The old woman opened her mouth and a voice that sounded like dry leaves blowing over dry gravel issued from her throat. She began to chant and took a rattle from her belt, shaking it as she walked counter-clockwise around the room. Her chanting grew louder and louder as she circled the patient and her demeanor changed as she walked. At first, she walked with the limping, shuffling gait of an old woman, but as her chants grew louder, she seemed to grow in stature and her step became firm. The woman kneeling by the bed could almost see a tall, cloaked figure, wreathed in shadows appearing in the old woman’s place, and she shuddered as she recognized a Sorceror’s Shade. As the old woman’s shape changed, so did her voice, becoming deeper, younger, stronger. The firelight flickered and dimmed and the Sorceror’s Shade grew more corporeal and more menacing with each step until, stopping at the head of the bed, it knelt, set the bowl down, and removed a knife from another loop in its belt. With a sudden slashing movement, it cut the rope binding the patient’s wrists, raised him into a half-sitting position, and brought the bowl to his lips.
The man, who had seemed only half-conscious before, now opened his eyes wide and stared up into the face of the shadowy apparition with a look of terror. He struggled desperately to bring his hands up to the bowl, to push it away. The Sorceror’s Shade must have been stronger than the old woman had appeared, for it held the bowl firmly to his lips and forced him to drink the strange brew. He coughed and gagged as the dark liquid ran down his throat. Suddenly the man’s head snapped back, his back arched, and his body grew rigid. A strangled, gurgling sound halfway between the growl of an animal and a scream emanated from his throat. His fingers curled into claws and raked at the bed frame. The paroxysm lasted for less than half a minute, and, just as suddenly as it had occurred, the man collapsed on the bed, seemingly lifeless. The man’s wife sat rigidly beside the bed, her eyes wide and her hands clamped over her mouth, in fear of making a sound.
There was a short silence, broken only by the crackling of the fire and the sound of the wind in the thatches above. Suddenly, the man began gagging and choking. The shadowy figure let out a guttural cry, grasped the man by the head, and pried open his mouth. She thrust her shriveled claw of a hand into his throat and withdrew it, producing a bloody clump of flesh, which she then raised high above her head.
“I have grasped you, spirit of death. My medicine is stronger than yours. You no longer have power over this man, but I shall not let you loose upon this world,” the shadow-shape boomed in its commanding voice, striding to the fire.

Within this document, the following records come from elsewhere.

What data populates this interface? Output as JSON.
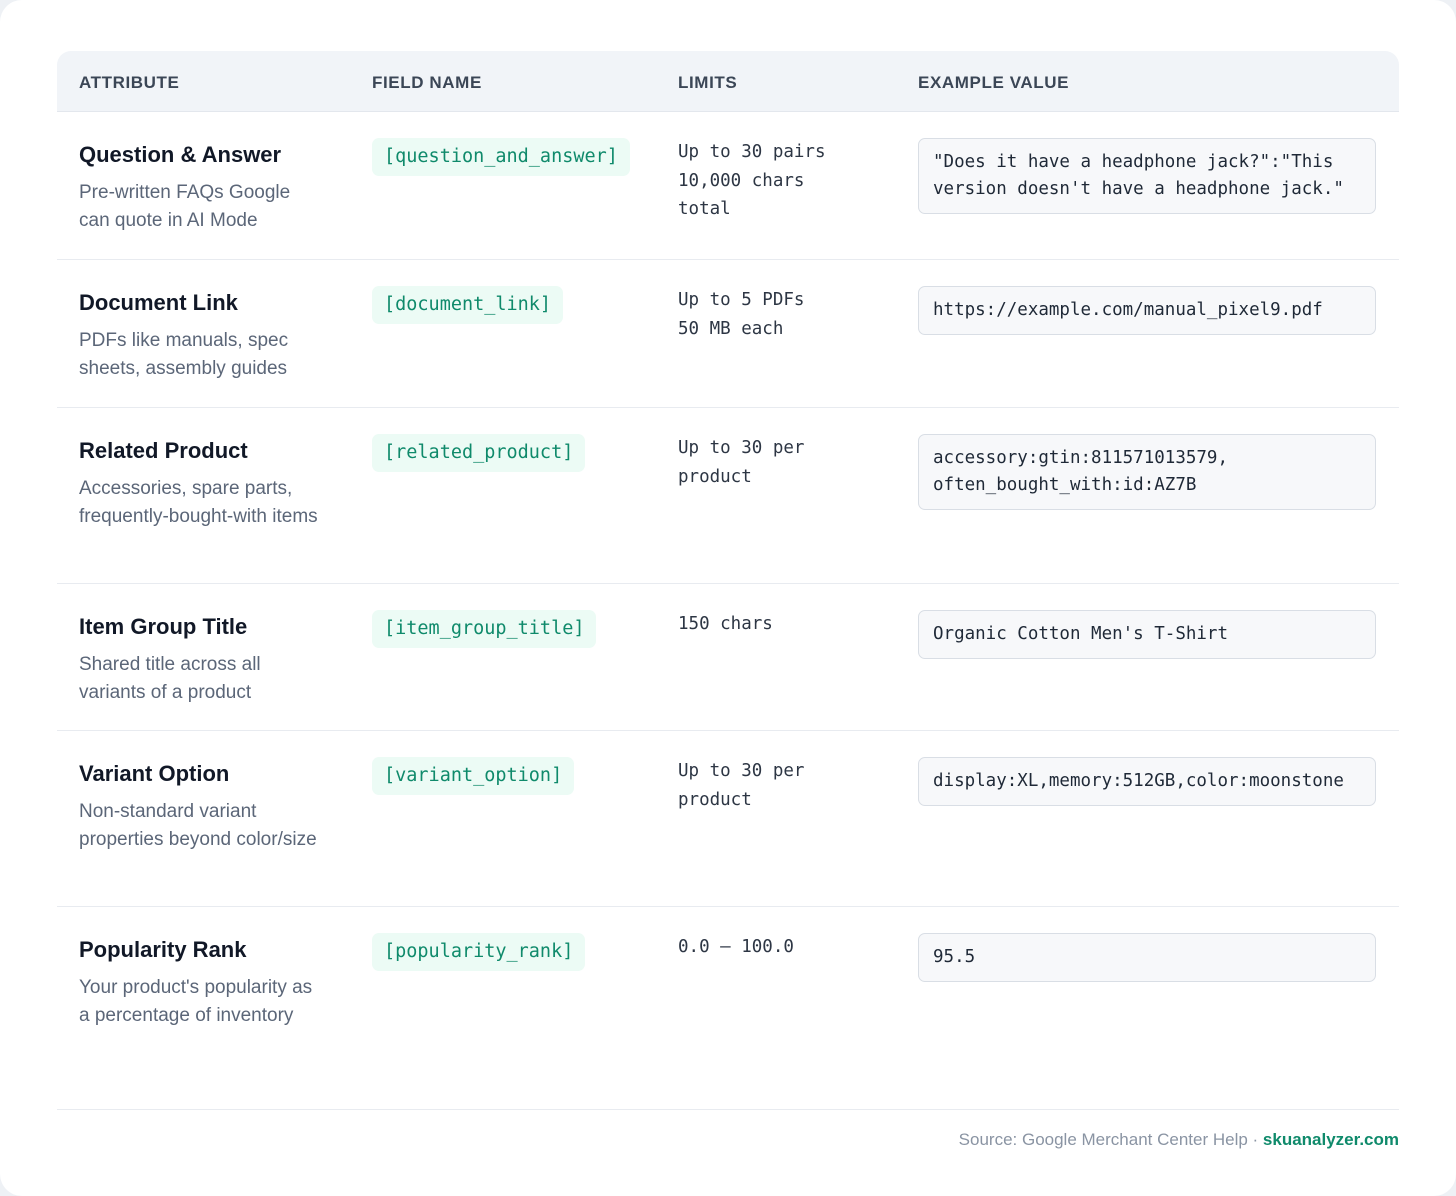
{
  "table": {
    "headers": {
      "attribute": "ATTRIBUTE",
      "field_name": "FIELD NAME",
      "limits": "LIMITS",
      "example_value": "EXAMPLE VALUE"
    },
    "rows": [
      {
        "title": "Question & Answer",
        "description": "Pre-written FAQs Google can quote in AI Mode",
        "field": "[question_and_answer]",
        "limits": "Up to 30 pairs\n10,000 chars\ntotal",
        "example": "\"Does it have a headphone jack?\":\"This version doesn't have a headphone jack.\""
      },
      {
        "title": "Document Link",
        "description": "PDFs like manuals, spec sheets, assembly guides",
        "field": "[document_link]",
        "limits": "Up to 5 PDFs\n50 MB each",
        "example": "https://example.com/manual_pixel9.pdf"
      },
      {
        "title": "Related Product",
        "description": "Accessories, spare parts, frequently-bought-with items",
        "field": "[related_product]",
        "limits": "Up to 30 per\nproduct",
        "example": "accessory:gtin:811571013579,\noften_bought_with:id:AZ7B"
      },
      {
        "title": "Item Group Title",
        "description": "Shared title across all variants of a product",
        "field": "[item_group_title]",
        "limits": "150 chars",
        "example": "Organic Cotton Men's T-Shirt"
      },
      {
        "title": "Variant Option",
        "description": "Non-standard variant properties beyond color/size",
        "field": "[variant_option]",
        "limits": "Up to 30 per\nproduct",
        "example": "display:XL,memory:512GB,color:moonstone"
      },
      {
        "title": "Popularity Rank",
        "description": "Your product's popularity as a percentage of inventory",
        "field": "[popularity_rank]",
        "limits": "0.0 – 100.0",
        "example": "95.5"
      }
    ]
  },
  "footer": {
    "source": "Source: Google Merchant Center Help · ",
    "brand": "skuanalyzer.com"
  }
}
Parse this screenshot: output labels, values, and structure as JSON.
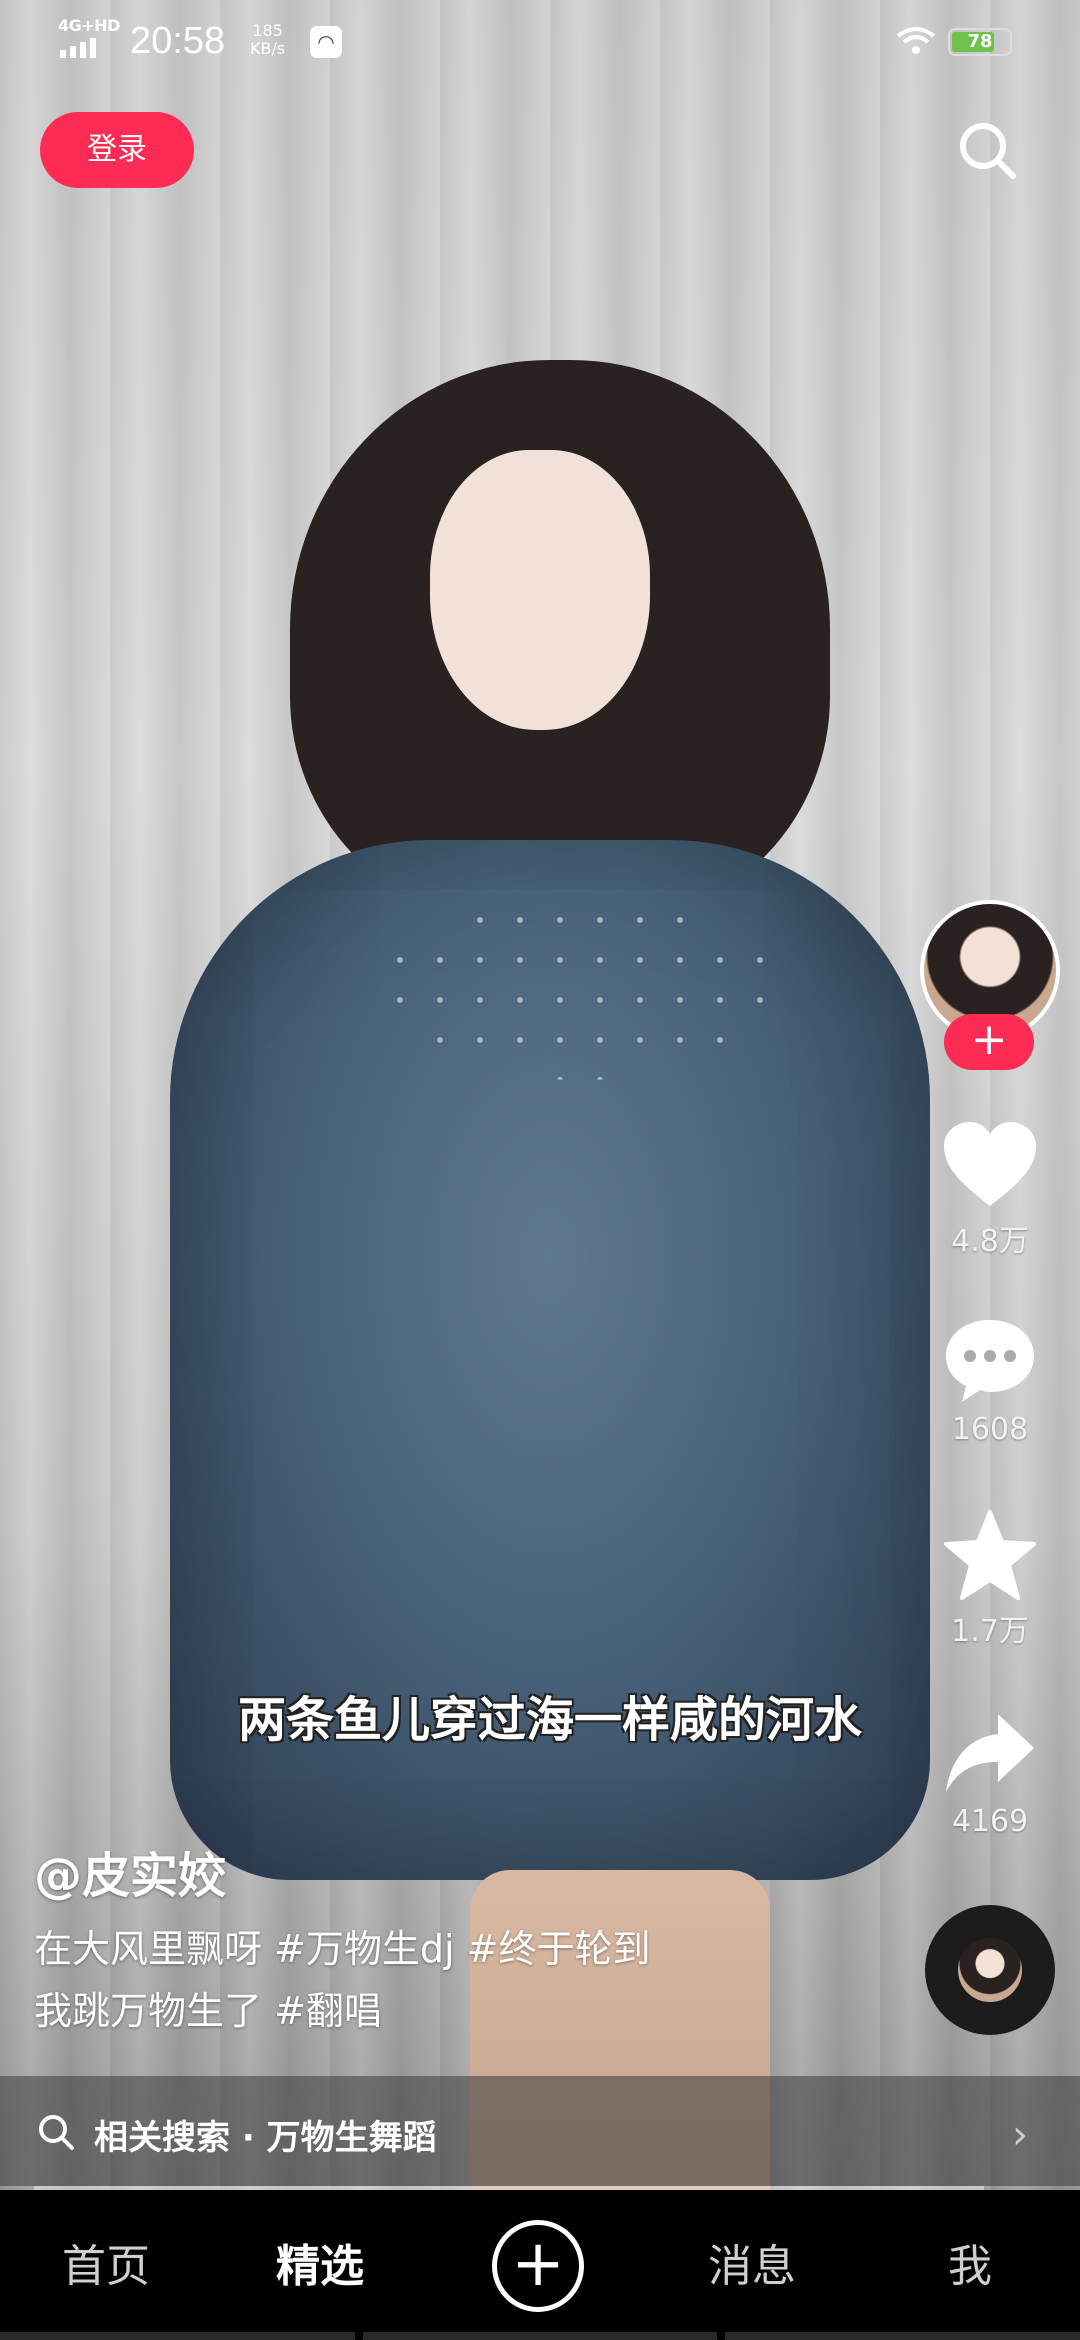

The old woman reached out toward a hot stone. She dropped the mass of flesh onto the hot stone and pushed it farther into the fire, watching as it started to sizzle.